-- Thomas Wolfe, Novelist
You Can’t Go Home Again
Maybe you really can go home after all.
In all respect to the memory of Thomas Wolfe and his fictional character George Webber -- whose mythical journey back to the town, to the people and to the places of his youth led only to bitter disappointment -- maybe you really can go home.
That’s because “home” isn’t always green grass, familiar faces and a backyard swing. Sometimes it’s an unexplained warmth, a special feeling or a personal comfort like hot chocolate on a cold winter’s eve. “Home” isn’t always a physical thing as much as it is something of the heart, the mind and the spirit. “Home” is sometimes your beginning, the time in your life that you believe your life began.
After a 21-year absence, I have returned to a place I always considered my home ... the Cleveland Daily Banner, the newspaper that brought a rural, West Tennessee boy to the mountains and the company where I launched a continuing 33-year career in journalism. It is the newspaper that gave me a chance as a fledgling reporter right out of college in 1977 and the instructor that taught me some valuable lessons between student life and the real world. Back then I had a hairline, less waistline and no facial lines. Today, I have more forehead ... and probably more of everything else as well.
So why leave newspaper work in the first place? If it’s something you loved, why end this 12-year affair? You leave because you’re young, you’re eager and you believe you’re following your dream. You’re chasing opportunity and you’re conquering the world. It’s a great ride and you’re learning while doing. But the longer you’re away from your first love, the more you miss it. And the more you miss it, the keener your understanding of that adage about having “ink in your blood.”
That’s not to say I regretted spending 21 years in public information and community relations work for one of Bradley County’s finest non-profit organizations (United Way) and later for global manufacturers Maytag and Whirlpool. To quote that TV commercial, the experiences at both were “priceless,” the number of new friends made were countless and the memories of both will be everlasting.
But, the burn for returning to my first love -- newspapers -- grew stronger each day that I was away.
That’s when opportunity knocked ... and the decision became mine on whether to open the door. It wasn’t an easy decision, nor was it painless. My personal loyalties toward employers have always run deep -- especially to those who have given me opportunities. Yet, change is a part of life and change can be good. Change refreshes. Change inspires. Change helps find your way ... even when you don’t know you’re looking for a new direction.

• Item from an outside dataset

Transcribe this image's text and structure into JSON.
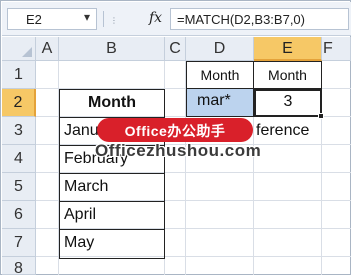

Now I have returned to the Cleveland Daily Banner ... to a place of my youth, to a teacher that helped me to grow and to a place I have always called home. Many of the faces have changed since my first time here, but the unique bond between those living the same vision remains.
The welcoming has been overwhelming ... so many smiles, so many handshakes and so many offers to help me re-learn the ropes. These newspaper folks are good people who work hard and who believe in their community.
They are my new family.
I feel I am home.
And Mr. Webber, it is good to be home.